═══ Supplied data ═══

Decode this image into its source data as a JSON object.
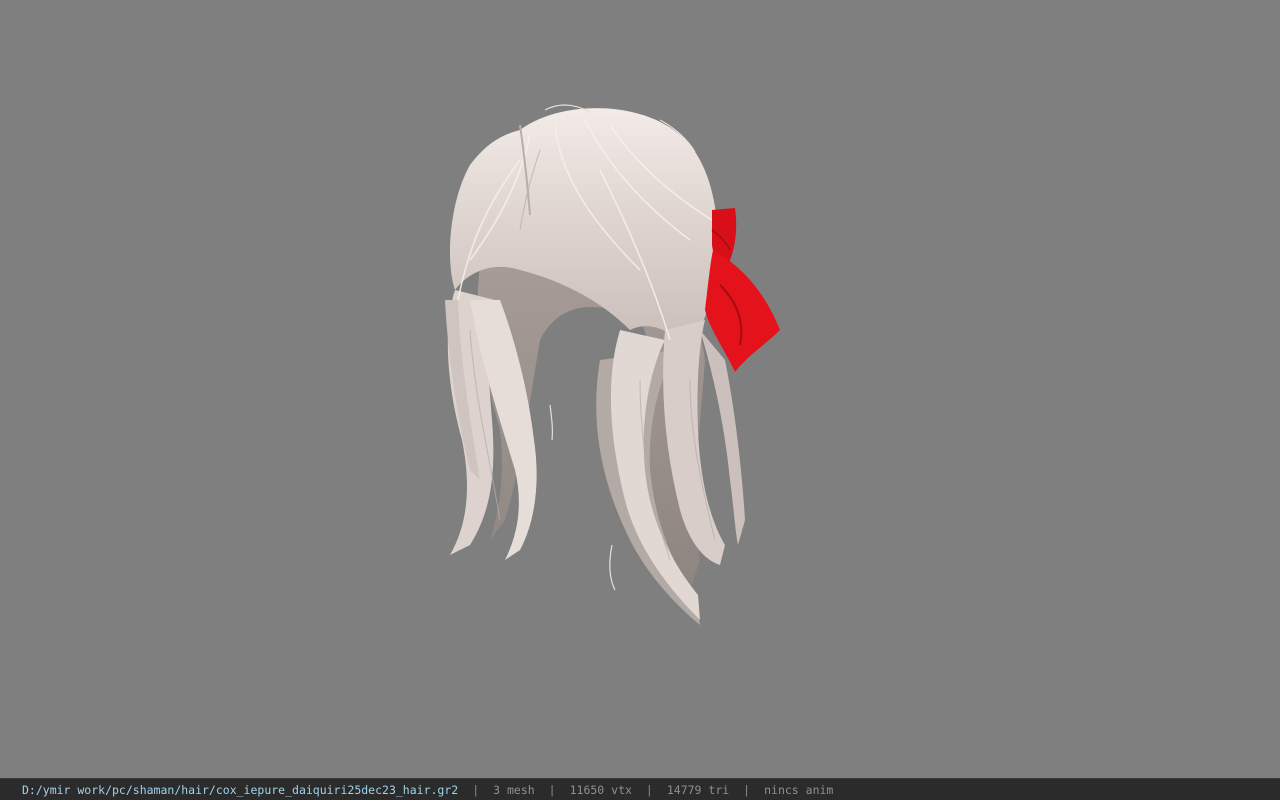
{
  "viewport": {
    "background_color": "#7f7f7f",
    "model": {
      "hair_color": "#e8ddd8",
      "bow_color": "#e3121b"
    }
  },
  "statusbar": {
    "background_color": "#2b2b2b",
    "file_path": "D:/ymir work/pc/shaman/hair/cox_iepure_daiquiri25dec23_hair.gr2",
    "separator": "|",
    "mesh_count": "3 mesh",
    "vertex_count": "11650 vtx",
    "triangle_count": "14779 tri",
    "anim_status": "nincs anim"
  }
}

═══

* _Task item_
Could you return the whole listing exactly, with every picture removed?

* _Task output_
Decode this image into its source data as a JSON object.
{
  "viewport": {
    "background_color": "#7f7f7f",
    "model": {
      "hair_color": "#e8ddd8",
      "bow_color": "#e3121b"
    }
  },
  "statusbar": {
    "background_color": "#2b2b2b",
    "file_path": "D:/ymir work/pc/shaman/hair/cox_iepure_daiquiri25dec23_hair.gr2",
    "separator": "|",
    "mesh_count": "3 mesh",
    "vertex_count": "11650 vtx",
    "triangle_count": "14779 tri",
    "anim_status": "nincs anim"
  }
}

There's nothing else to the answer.